One aspect of Block's career that i appreciate is the diversity of his talents. The Burglar mysteries and the Tanner mysteries in particular are entertaining in the extreme. The Burglar books fascinate me because of their literary references; the Tanner books because of their political insights. But the Scudder books fascinate me because of their insights about the character of human beings. Consequently, they are often a bit more emotinoally taxing on the reader.
In Dance, Block plumbs the depths to get at some of the complicated relationships between human desire and drives towards violence toward the self as well as against others (and, not incidentally, also to get at the complicated structure that involves the tensions between love and violence as contrary expressions of desire). There's a hard-edge to this work as a consequence.
So while i highly recommend this book, i do so with the qualification that some of Block's other works might be more suitable to some readers (and even most of the other Scudder mysteries are less challenging).
Block's Scudder series is almost unique among P.I. fiction in that it is able to maintain its edge even as its hero goes through significant life changes. His continuing battle with the bottle provides an added tension that stays in the background like a predator ready to pounce. Overall, this is one of the best Scudder novels and a must read for P.I. fiction fans.
Most recent customer reviews
I'd never heard of Lawrence Block until I read one of his short stories, "The Merciful Angel of Death" in THE NEW MYSTERY anthology, edited by Jerome Charyn. Read morePublished on June 11 2002 by Dave Schwinghammer
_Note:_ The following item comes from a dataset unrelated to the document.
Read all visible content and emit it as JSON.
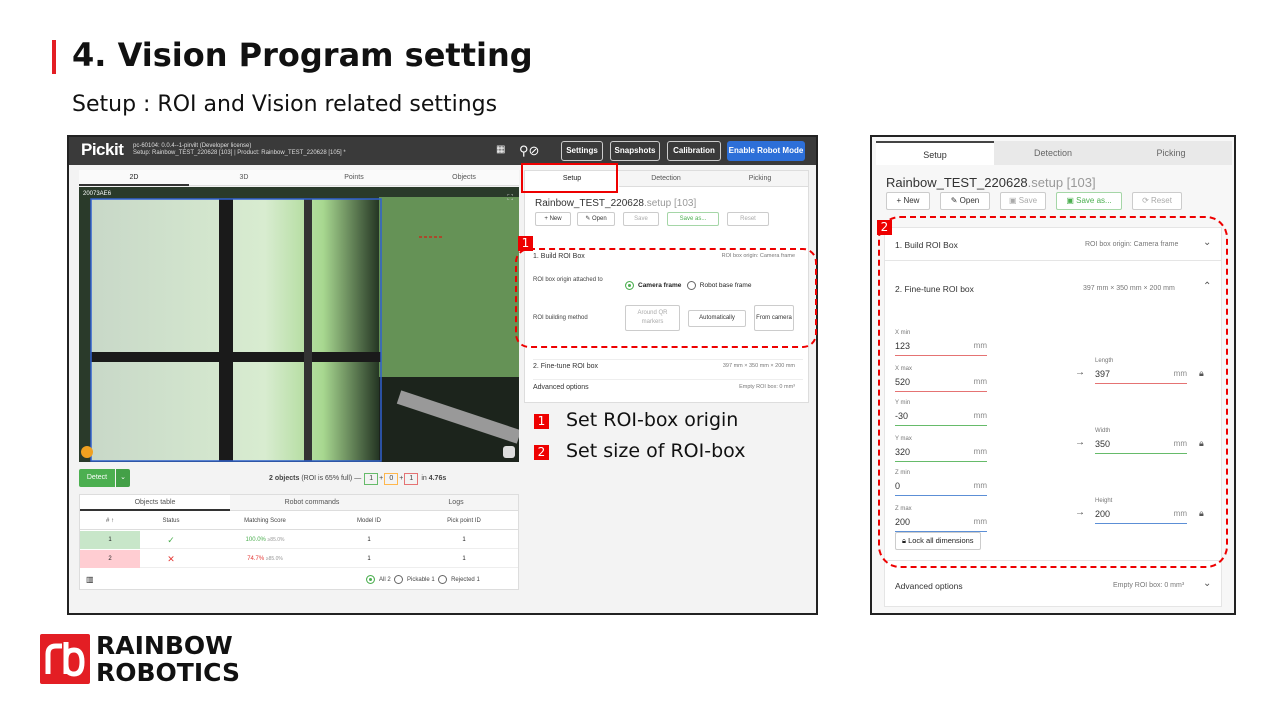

I started reading Lawrence Block a few years ago and I have grown to really appreciate his Matthew Scudder books. Read morePublished on Aug. 20 2001 by Joseph A. Hines